# TASK DIRECTIONS
A faithful copy without images is required: write out all the records exactly.

Start of RECORDED DATA

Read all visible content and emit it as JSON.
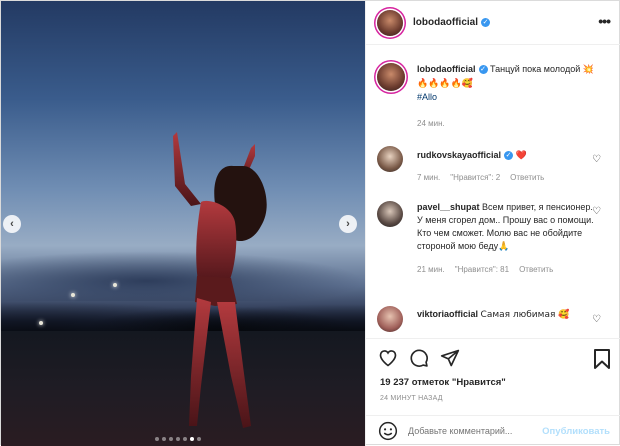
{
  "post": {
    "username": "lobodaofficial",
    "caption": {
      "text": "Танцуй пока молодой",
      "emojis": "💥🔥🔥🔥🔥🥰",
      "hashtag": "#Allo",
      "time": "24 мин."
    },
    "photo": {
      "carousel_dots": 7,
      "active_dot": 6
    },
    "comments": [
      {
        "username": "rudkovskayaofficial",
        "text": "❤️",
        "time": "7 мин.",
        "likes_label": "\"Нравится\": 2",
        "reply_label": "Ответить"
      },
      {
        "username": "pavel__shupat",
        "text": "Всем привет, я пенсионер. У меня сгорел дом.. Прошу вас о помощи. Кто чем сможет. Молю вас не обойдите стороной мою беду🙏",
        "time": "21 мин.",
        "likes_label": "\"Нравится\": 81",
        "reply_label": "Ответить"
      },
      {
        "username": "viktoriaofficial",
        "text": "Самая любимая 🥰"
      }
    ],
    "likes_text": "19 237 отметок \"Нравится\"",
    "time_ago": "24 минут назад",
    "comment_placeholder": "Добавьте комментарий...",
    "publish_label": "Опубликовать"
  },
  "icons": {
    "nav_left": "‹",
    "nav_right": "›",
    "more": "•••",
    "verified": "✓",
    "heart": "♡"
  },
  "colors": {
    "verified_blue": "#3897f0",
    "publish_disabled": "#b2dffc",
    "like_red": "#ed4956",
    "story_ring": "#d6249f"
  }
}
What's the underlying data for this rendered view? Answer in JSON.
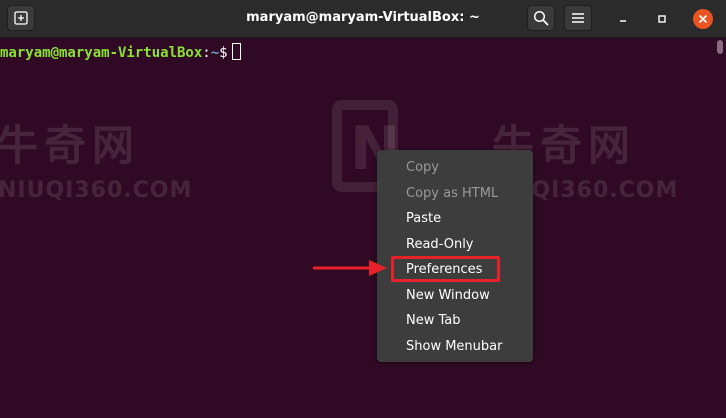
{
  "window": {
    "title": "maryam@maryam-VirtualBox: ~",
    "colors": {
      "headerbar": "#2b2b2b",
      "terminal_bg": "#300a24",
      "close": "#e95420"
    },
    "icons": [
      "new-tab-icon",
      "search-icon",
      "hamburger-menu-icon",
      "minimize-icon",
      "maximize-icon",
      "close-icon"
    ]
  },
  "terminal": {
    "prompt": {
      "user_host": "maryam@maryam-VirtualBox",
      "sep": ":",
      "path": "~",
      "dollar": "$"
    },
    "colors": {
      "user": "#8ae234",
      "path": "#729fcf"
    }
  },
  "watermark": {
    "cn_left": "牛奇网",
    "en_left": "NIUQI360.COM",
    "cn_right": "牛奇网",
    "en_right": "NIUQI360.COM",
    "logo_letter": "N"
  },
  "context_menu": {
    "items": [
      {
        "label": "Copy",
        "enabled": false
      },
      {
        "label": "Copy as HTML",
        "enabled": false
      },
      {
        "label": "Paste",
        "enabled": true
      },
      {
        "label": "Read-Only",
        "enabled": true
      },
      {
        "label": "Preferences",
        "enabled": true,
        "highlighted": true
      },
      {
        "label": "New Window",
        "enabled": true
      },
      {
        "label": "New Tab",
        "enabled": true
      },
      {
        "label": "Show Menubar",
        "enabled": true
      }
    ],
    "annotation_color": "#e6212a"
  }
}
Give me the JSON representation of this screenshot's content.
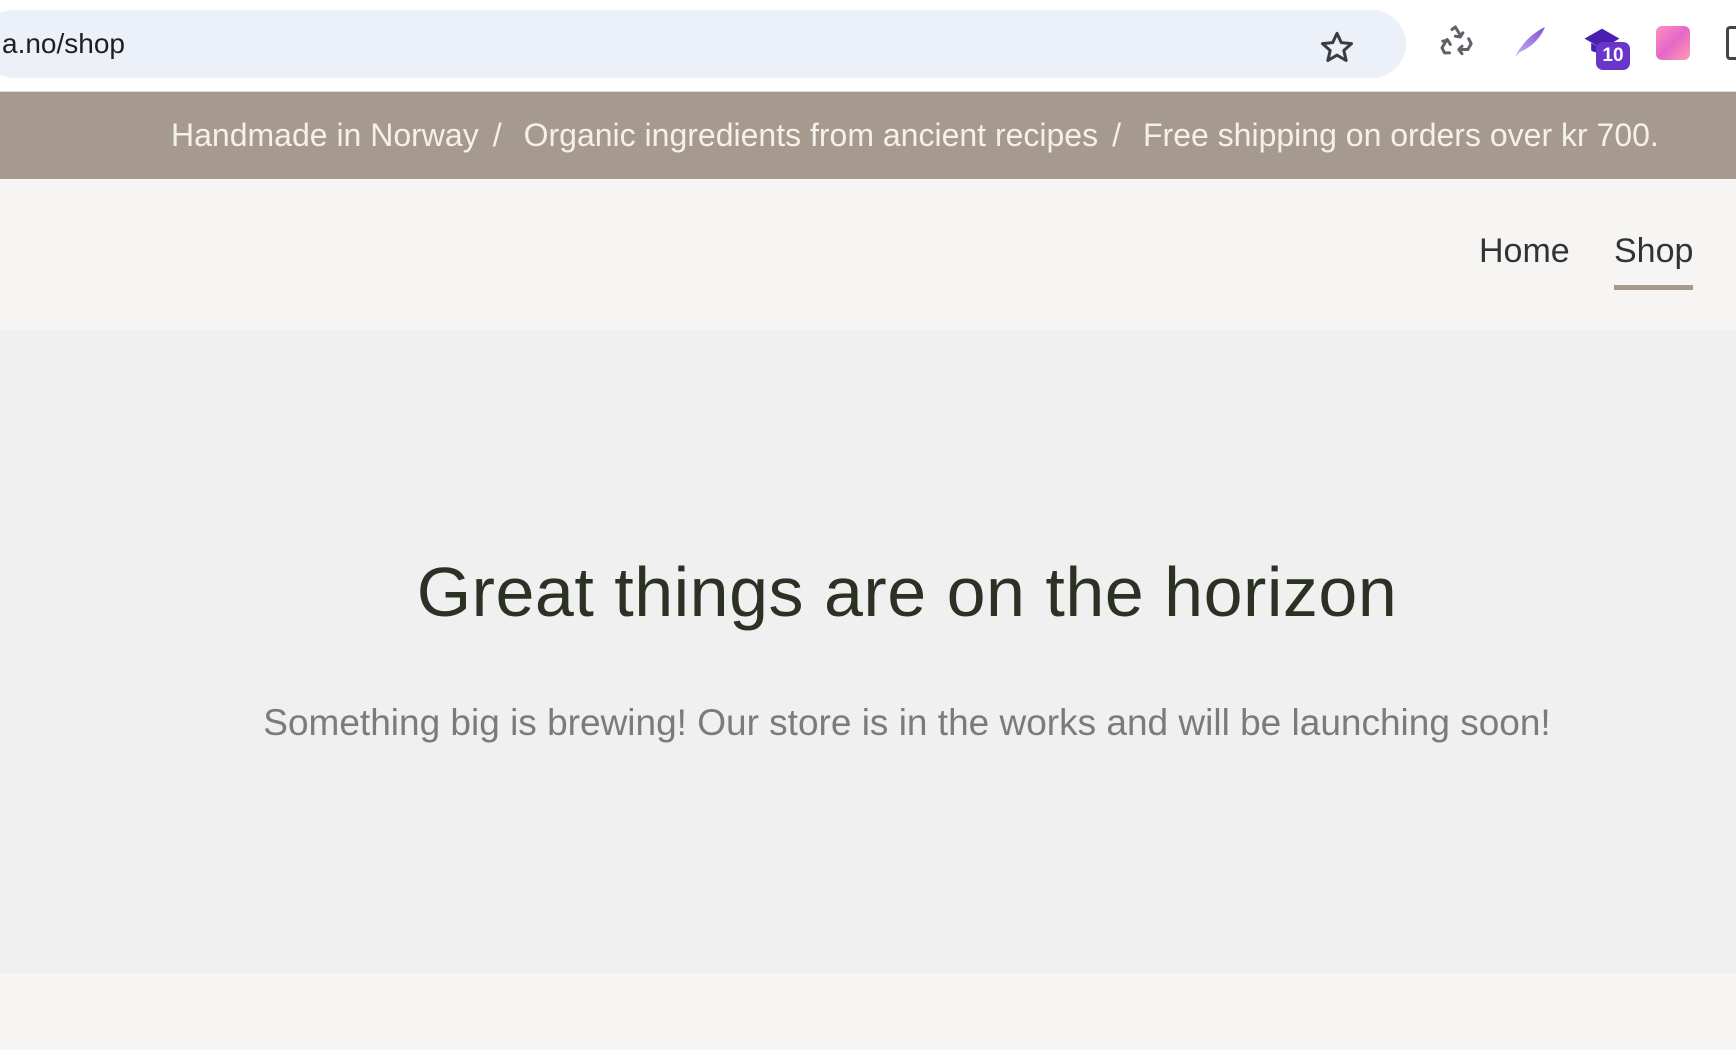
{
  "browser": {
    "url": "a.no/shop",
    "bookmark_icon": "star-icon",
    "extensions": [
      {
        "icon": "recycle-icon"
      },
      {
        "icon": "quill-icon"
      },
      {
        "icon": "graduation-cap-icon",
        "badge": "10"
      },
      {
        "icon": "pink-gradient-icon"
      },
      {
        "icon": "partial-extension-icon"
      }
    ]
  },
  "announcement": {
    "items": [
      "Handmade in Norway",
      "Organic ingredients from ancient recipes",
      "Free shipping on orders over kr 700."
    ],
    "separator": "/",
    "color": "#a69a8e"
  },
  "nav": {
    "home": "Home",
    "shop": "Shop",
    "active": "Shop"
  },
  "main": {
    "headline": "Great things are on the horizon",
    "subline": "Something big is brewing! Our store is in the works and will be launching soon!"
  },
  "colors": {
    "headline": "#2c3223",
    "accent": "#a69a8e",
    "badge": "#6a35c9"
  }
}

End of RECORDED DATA

# SOLUTION BELOW
Read all visible content and emit it as JSON.
{
  "post": {
    "username": "lobodaofficial",
    "caption": {
      "text": "Танцуй пока молодой",
      "emojis": "💥🔥🔥🔥🔥🥰",
      "hashtag": "#Allo",
      "time": "24 мин."
    },
    "photo": {
      "carousel_dots": 7,
      "active_dot": 6
    },
    "comments": [
      {
        "username": "rudkovskayaofficial",
        "text": "❤️",
        "time": "7 мин.",
        "likes_label": "\"Нравится\": 2",
        "reply_label": "Ответить"
      },
      {
        "username": "pavel__shupat",
        "text": "Всем привет, я пенсионер. У меня сгорел дом.. Прошу вас о помощи. Кто чем сможет. Молю вас не обойдите стороной мою беду🙏",
        "time": "21 мин.",
        "likes_label": "\"Нравится\": 81",
        "reply_label": "Ответить"
      },
      {
        "username": "viktoriaofficial",
        "text": "Самая любимая 🥰"
      }
    ],
    "likes_text": "19 237 отметок \"Нравится\"",
    "time_ago": "24 минут назад",
    "comment_placeholder": "Добавьте комментарий...",
    "publish_label": "Опубликовать"
  },
  "icons": {
    "nav_left": "‹",
    "nav_right": "›",
    "more": "•••",
    "verified": "✓",
    "heart": "♡"
  },
  "colors": {
    "verified_blue": "#3897f0",
    "publish_disabled": "#b2dffc",
    "like_red": "#ed4956",
    "story_ring": "#d6249f"
  }
}
What's the underlying data for this rendered view? Answer in JSON.
{
  "window": {
    "title": "maryam@maryam-VirtualBox: ~",
    "colors": {
      "headerbar": "#2b2b2b",
      "terminal_bg": "#300a24",
      "close": "#e95420"
    },
    "icons": [
      "new-tab-icon",
      "search-icon",
      "hamburger-menu-icon",
      "minimize-icon",
      "maximize-icon",
      "close-icon"
    ]
  },
  "terminal": {
    "prompt": {
      "user_host": "maryam@maryam-VirtualBox",
      "sep": ":",
      "path": "~",
      "dollar": "$"
    },
    "colors": {
      "user": "#8ae234",
      "path": "#729fcf"
    }
  },
  "watermark": {
    "cn_left": "牛奇网",
    "en_left": "NIUQI360.COM",
    "cn_right": "牛奇网",
    "en_right": "NIUQI360.COM",
    "logo_letter": "N"
  },
  "context_menu": {
    "items": [
      {
        "label": "Copy",
        "enabled": false
      },
      {
        "label": "Copy as HTML",
        "enabled": false
      },
      {
        "label": "Paste",
        "enabled": true
      },
      {
        "label": "Read-Only",
        "enabled": true
      },
      {
        "label": "Preferences",
        "enabled": true,
        "highlighted": true
      },
      {
        "label": "New Window",
        "enabled": true
      },
      {
        "label": "New Tab",
        "enabled": true
      },
      {
        "label": "Show Menubar",
        "enabled": true
      }
    ],
    "annotation_color": "#e6212a"
  }
}
Give me the JSON representation of this screenshot's content.
{
  "browser": {
    "url": "a.no/shop",
    "bookmark_icon": "star-icon",
    "extensions": [
      {
        "icon": "recycle-icon"
      },
      {
        "icon": "quill-icon"
      },
      {
        "icon": "graduation-cap-icon",
        "badge": "10"
      },
      {
        "icon": "pink-gradient-icon"
      },
      {
        "icon": "partial-extension-icon"
      }
    ]
  },
  "announcement": {
    "items": [
      "Handmade in Norway",
      "Organic ingredients from ancient recipes",
      "Free shipping on orders over kr 700."
    ],
    "separator": "/",
    "color": "#a69a8e"
  },
  "nav": {
    "home": "Home",
    "shop": "Shop",
    "active": "Shop"
  },
  "main": {
    "headline": "Great things are on the horizon",
    "subline": "Something big is brewing! Our store is in the works and will be launching soon!"
  },
  "colors": {
    "headline": "#2c3223",
    "accent": "#a69a8e",
    "badge": "#6a35c9"
  }
}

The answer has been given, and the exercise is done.